• Records shown
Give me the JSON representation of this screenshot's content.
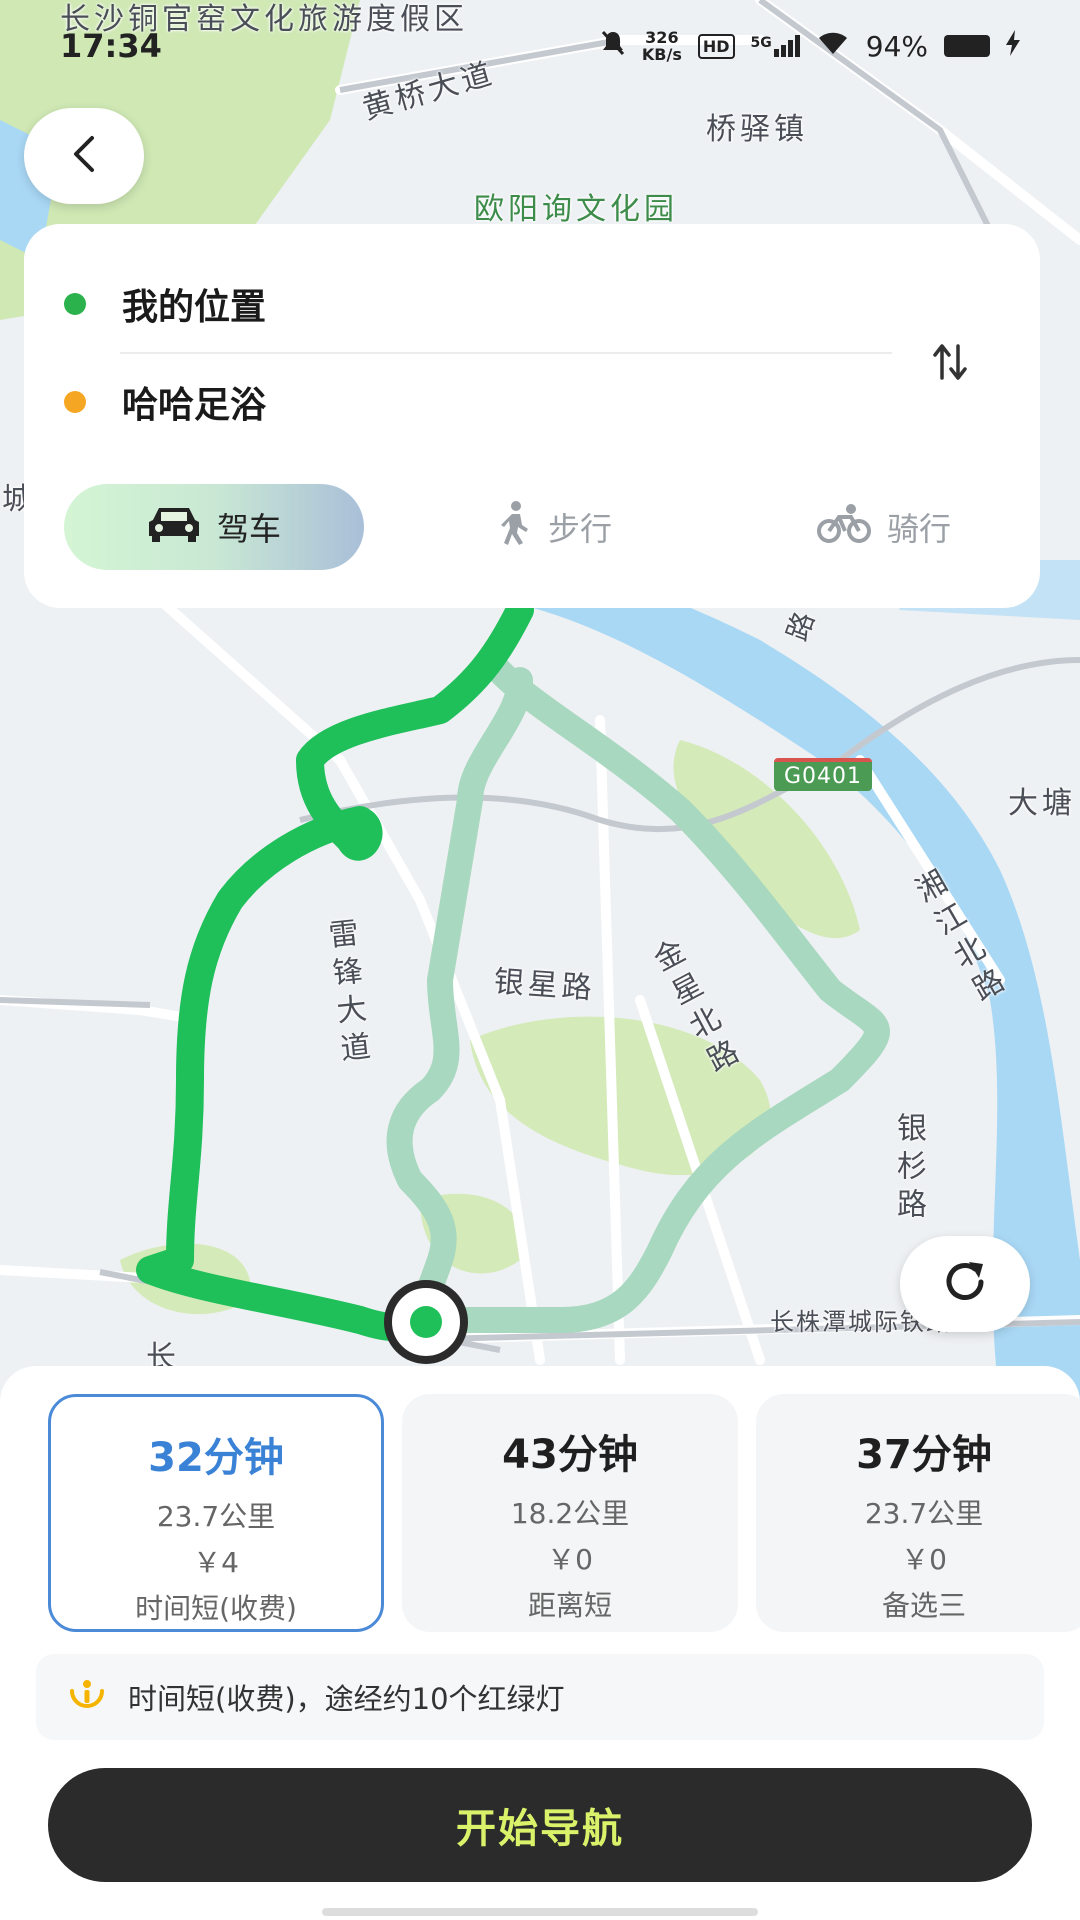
{
  "status_bar": {
    "time": "17:34",
    "net_speed_value": "326",
    "net_speed_unit": "KB/s",
    "hd": "HD",
    "signal": "5G",
    "battery": "94%"
  },
  "map": {
    "labels": {
      "poi_top_left": "长沙铜官窑文化旅游度假区",
      "huangqiao_road": "黄桥大道",
      "qiaoyi_town": "桥驿镇",
      "ouyang_park": "欧阳询文化园",
      "dadang": "大塘",
      "highway": "G0401",
      "xiangjiang_north": "湘江北路",
      "leifeng_road": "雷锋大道",
      "yinxing_road": "银星路",
      "jinxing_north": "金星北路",
      "yinshan_road": "银杉路",
      "changzhutan": "长株潭城际铁路",
      "lu_fragment": "路",
      "chang_fragment": "长",
      "cheng_fragment": "城"
    }
  },
  "route_card": {
    "origin": "我的位置",
    "destination": "哈哈足浴",
    "modes": [
      {
        "label": "驾车",
        "icon": "car-icon",
        "active": true
      },
      {
        "label": "步行",
        "icon": "walk-icon",
        "active": false
      },
      {
        "label": "骑行",
        "icon": "bike-icon",
        "active": false
      }
    ]
  },
  "route_options": [
    {
      "time": "32分钟",
      "distance": "23.7公里",
      "cost": "￥4",
      "tag": "时间短(收费)",
      "selected": true
    },
    {
      "time": "43分钟",
      "distance": "18.2公里",
      "cost": "￥0",
      "tag": "距离短",
      "selected": false
    },
    {
      "time": "37分钟",
      "distance": "23.7公里",
      "cost": "￥0",
      "tag": "备选三",
      "selected": false
    }
  ],
  "tip": "时间短(收费)，途经约10个红绿灯",
  "start_nav_label": "开始导航",
  "colors": {
    "route_primary": "#1fbf5a",
    "route_alt": "#a8d8bf",
    "river": "#a9d8f5",
    "accent_blue": "#3a82d6",
    "nav_button_text": "#d9f26a"
  }
}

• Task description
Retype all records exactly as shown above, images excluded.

• Result of this exercise
Give me the JSON representation of this screenshot's content.
{
  "status_bar": {
    "time": "17:34",
    "net_speed_value": "326",
    "net_speed_unit": "KB/s",
    "hd": "HD",
    "signal": "5G",
    "battery": "94%"
  },
  "map": {
    "labels": {
      "poi_top_left": "长沙铜官窑文化旅游度假区",
      "huangqiao_road": "黄桥大道",
      "qiaoyi_town": "桥驿镇",
      "ouyang_park": "欧阳询文化园",
      "dadang": "大塘",
      "highway": "G0401",
      "xiangjiang_north": "湘江北路",
      "leifeng_road": "雷锋大道",
      "yinxing_road": "银星路",
      "jinxing_north": "金星北路",
      "yinshan_road": "银杉路",
      "changzhutan": "长株潭城际铁路",
      "lu_fragment": "路",
      "chang_fragment": "长",
      "cheng_fragment": "城"
    }
  },
  "route_card": {
    "origin": "我的位置",
    "destination": "哈哈足浴",
    "modes": [
      {
        "label": "驾车",
        "icon": "car-icon",
        "active": true
      },
      {
        "label": "步行",
        "icon": "walk-icon",
        "active": false
      },
      {
        "label": "骑行",
        "icon": "bike-icon",
        "active": false
      }
    ]
  },
  "route_options": [
    {
      "time": "32分钟",
      "distance": "23.7公里",
      "cost": "￥4",
      "tag": "时间短(收费)",
      "selected": true
    },
    {
      "time": "43分钟",
      "distance": "18.2公里",
      "cost": "￥0",
      "tag": "距离短",
      "selected": false
    },
    {
      "time": "37分钟",
      "distance": "23.7公里",
      "cost": "￥0",
      "tag": "备选三",
      "selected": false
    }
  ],
  "tip": "时间短(收费)，途经约10个红绿灯",
  "start_nav_label": "开始导航",
  "colors": {
    "route_primary": "#1fbf5a",
    "route_alt": "#a8d8bf",
    "river": "#a9d8f5",
    "accent_blue": "#3a82d6",
    "nav_button_text": "#d9f26a"
  }
}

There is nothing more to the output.